New York City is located in the state of New York. Although it gives its name to the state it is not the capital city. It is the largest city in America since 1790 with over 8.2 million residents. For more than a century, it has been one of the world's major centers of commerce and finance. The city is also a major center for foreign affairs, hosting the headquarters of the United Nations.
New York City comprises five boroughs, each of which is coextensive with a county: The Bronx, Brooklyn, Manhattan, Queens and Staten Island. Many of the city's neighborhoods and landmarks are known around the world. The Statue of Liberty greeted millions of immigrants as they came to America in the late 19th and early 20th centuries, at Ellis Island, a small part of which lies within the city. Wall Street, in Lower Manhattan, has been a dominant global financial center since World War II and is home to the New York Stock Exchange. The city has been home to several of the tallest buildings in the world, including the Empire State Building and the twin towers of the World Trade Center, which were destroyed in the September 11, 2001 attacks.
At the time of its European discovery in 1524 by Giovanni da Verrazzano, an Italian explorer in the service of the French crown, the region was inhabited by about 5,000 Lenape Native Americans.
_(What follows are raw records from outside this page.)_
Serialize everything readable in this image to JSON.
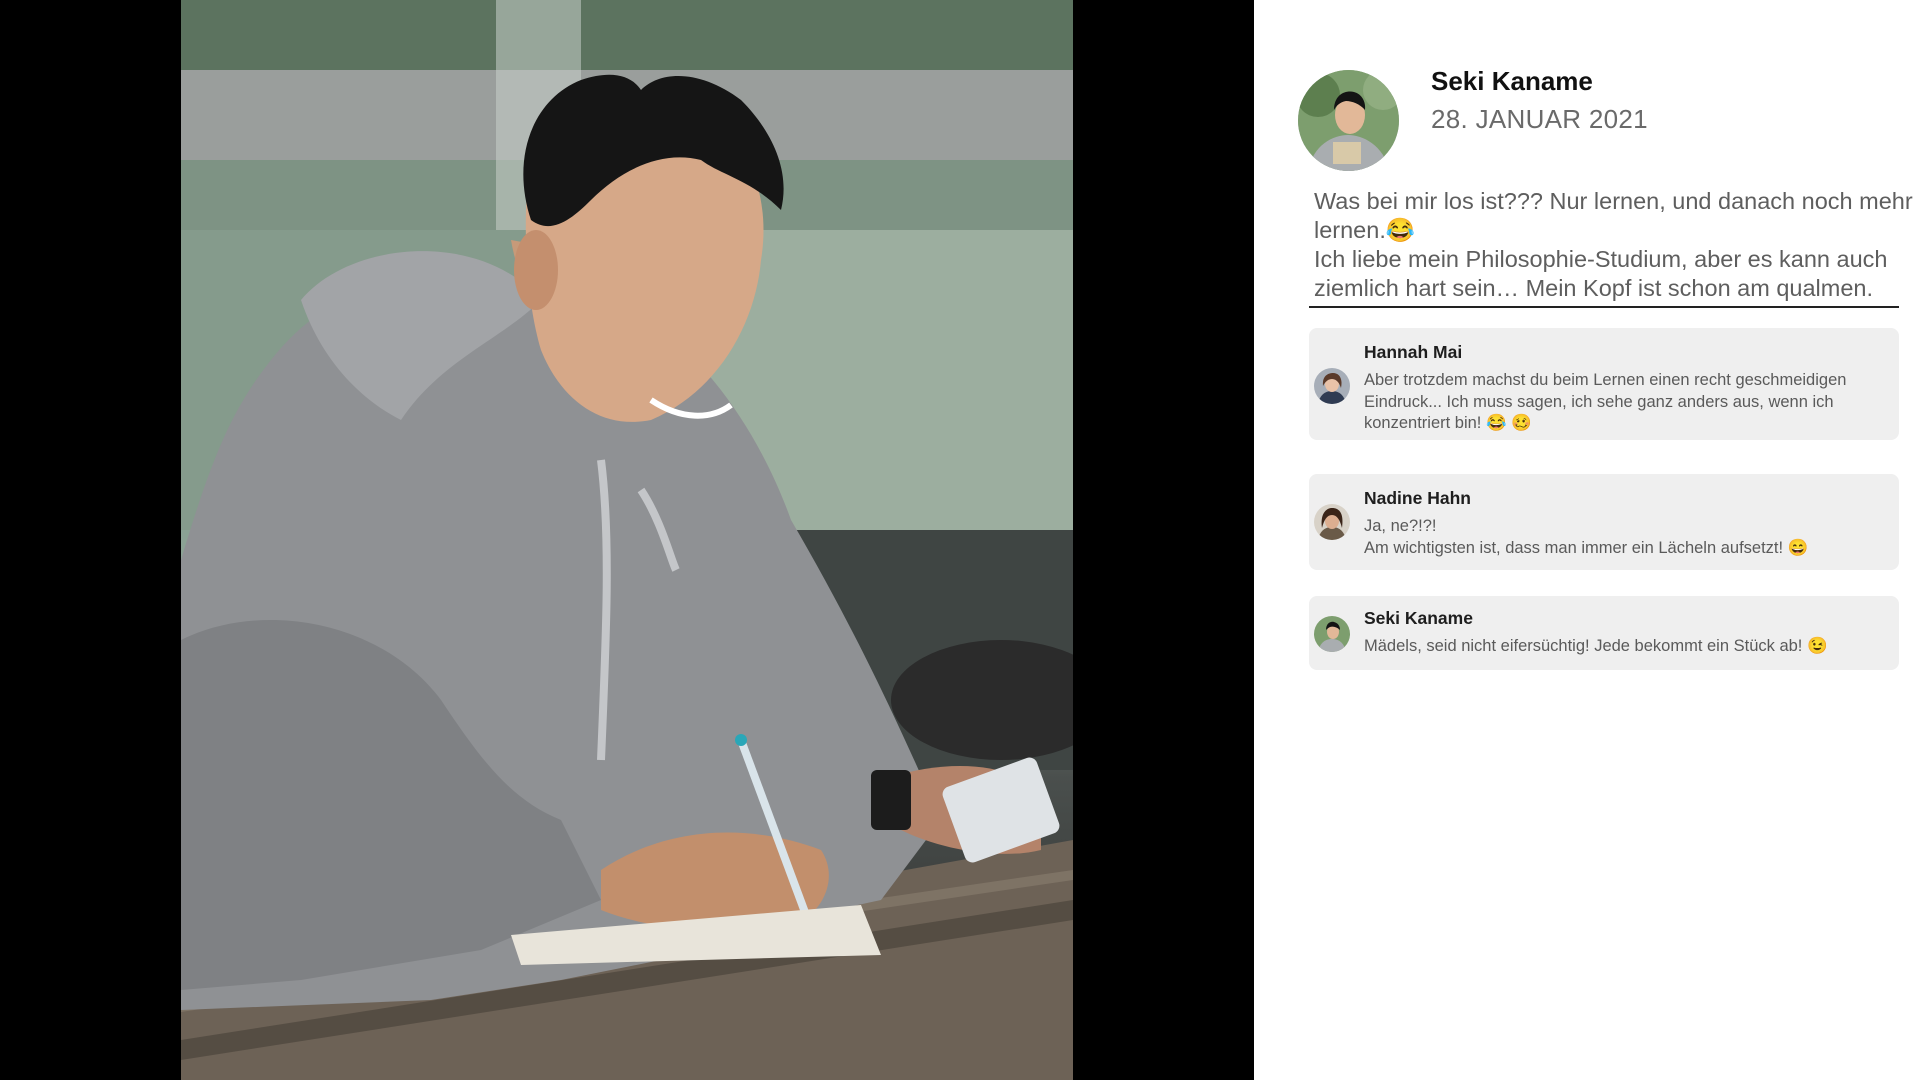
{
  "post": {
    "author": "Seki Kaname",
    "date": "28. JANUAR 2021",
    "text_lines": [
      "Was bei mir los ist??? Nur lernen, und danach noch mehr lernen.😂",
      "Ich liebe mein Philosophie-Studium, aber es kann auch ziemlich hart sein… Mein Kopf ist schon am qualmen."
    ],
    "photo_alt": "student-writing-photo"
  },
  "comments": [
    {
      "author": "Hannah Mai",
      "lines": [
        "Aber trotzdem machst du beim Lernen einen recht geschmeidigen Eindruck... Ich muss sagen, ich sehe ganz anders aus, wenn ich konzentriert bin! 😂 🥴"
      ]
    },
    {
      "author": "Nadine Hahn",
      "lines": [
        "Ja, ne?!?!",
        "Am wichtigsten ist, dass man immer ein Lächeln aufsetzt! 😄"
      ]
    },
    {
      "author": "Seki Kaname",
      "lines": [
        "Mädels, seid nicht eifersüchtig! Jede bekommt ein Stück ab! 😉"
      ]
    }
  ],
  "colors": {
    "background_left": "#000000",
    "comment_bg": "#efefef",
    "text_primary": "#111111",
    "text_secondary": "#5e5e5e"
  }
}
European settlement began with the founding of a Dutch fur trading settlement, called New Amsterdam, on the southern tip of Manhattan in 1614. In 1664, the English conquered the city and renamed it "New York" after the English Duke of York and Albany. By 1700, the Lenape population was diminished to 200. New York City grew in importance as a trading port while under British rule. The city emerged as the theater for a series of major battles known as the New York Campaign during the American Revolutionary War. The Continental Congress met in New York City and in 1789 the first President of the United States, George Washington, was inaugurated at Federal Hall on Wall Street.
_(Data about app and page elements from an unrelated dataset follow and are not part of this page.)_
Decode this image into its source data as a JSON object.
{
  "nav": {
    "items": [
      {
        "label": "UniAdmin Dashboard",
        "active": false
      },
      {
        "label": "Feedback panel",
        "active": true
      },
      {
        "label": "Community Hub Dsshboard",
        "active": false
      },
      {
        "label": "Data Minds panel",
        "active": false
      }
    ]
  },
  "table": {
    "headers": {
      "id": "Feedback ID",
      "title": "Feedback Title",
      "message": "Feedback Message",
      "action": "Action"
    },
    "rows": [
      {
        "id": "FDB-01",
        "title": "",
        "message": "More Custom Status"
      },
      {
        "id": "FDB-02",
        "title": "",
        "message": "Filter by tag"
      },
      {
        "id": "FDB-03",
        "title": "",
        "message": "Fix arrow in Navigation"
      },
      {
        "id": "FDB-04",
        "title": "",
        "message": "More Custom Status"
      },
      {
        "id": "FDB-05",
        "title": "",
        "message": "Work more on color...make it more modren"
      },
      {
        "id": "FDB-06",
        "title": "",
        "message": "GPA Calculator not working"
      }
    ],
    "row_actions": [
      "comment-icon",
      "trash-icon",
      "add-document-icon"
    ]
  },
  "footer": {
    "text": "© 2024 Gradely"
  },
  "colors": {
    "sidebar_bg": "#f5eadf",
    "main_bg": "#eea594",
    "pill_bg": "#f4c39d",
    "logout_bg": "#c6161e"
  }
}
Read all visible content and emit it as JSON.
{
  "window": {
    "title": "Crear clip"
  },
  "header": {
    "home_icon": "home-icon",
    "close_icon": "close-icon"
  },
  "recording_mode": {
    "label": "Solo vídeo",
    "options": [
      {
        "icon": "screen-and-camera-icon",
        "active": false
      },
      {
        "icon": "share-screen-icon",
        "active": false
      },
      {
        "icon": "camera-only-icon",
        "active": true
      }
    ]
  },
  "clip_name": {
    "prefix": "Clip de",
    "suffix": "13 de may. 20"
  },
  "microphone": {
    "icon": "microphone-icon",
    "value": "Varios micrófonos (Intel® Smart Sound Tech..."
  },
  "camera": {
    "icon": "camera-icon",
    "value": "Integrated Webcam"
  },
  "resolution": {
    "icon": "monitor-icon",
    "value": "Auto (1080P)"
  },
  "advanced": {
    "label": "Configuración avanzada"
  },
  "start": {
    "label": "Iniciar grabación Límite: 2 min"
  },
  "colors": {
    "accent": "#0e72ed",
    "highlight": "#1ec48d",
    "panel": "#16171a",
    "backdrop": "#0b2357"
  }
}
New York City is located at the mouth of the Hudson River, which feeds into a naturally sheltered harbor and then into the Atlantic Ocean. It has helped the city grow in significance as a trading city. Much of New York is built on the three islands of Manhattan, Staten Island, and Long Island, making land scarce and encouraging a high population density. The Hudson River flows through the Hudson Valley into New York Bay. Between New York City and Troy, New York, the river is an estuary. The Hudson separates the city from New Jersey. The East River, actually a tidal strait, flows from Long Island Sound and separates the Bronx and Manhattan from Long Island. The Harlem River, another tidal strait between the East and Hudson Rivers, separates Manhattan from the Bronx. The city's land has been altered considerably by human intervention, with substantial land reclamation along the waterfronts since Dutch colonial times. Reclamation is most notable in Lower Manhattan, with developments such as Battery Park City in the 1970s and 1980s. Some of the natural variations in topography have been evened out, particularly in Manhattan. The highest point in the city is Todt Hill on Staten Island, which at 409.8 ft above sea level is the highest point on the Eastern Seaboard south of Maine.
Although located at about the same latitude as the much warmer European cities of Naples and Madrid, New York has a humid continental climate resulting from prevailing wind patterns that bring cool air from the interior of the North American continent. New York City has cold winters but the city's coastal position keeps temperatures slightly warmer than inland regions, helping to moderate the amount of snow which averages 25 to 35 inches each year. Spring and autumn in New York City are erratic, and can range from cold and snowy to hot and humid, although they can also be cold or cool and rainy. Summer in New York City is hot and humid.
The city is also known as,
The Big Apple,
The City That Never Sleeps,
The Capital of The World - Novum Caput Mundi, The Empire City,
The City So Nice They Named It Twice.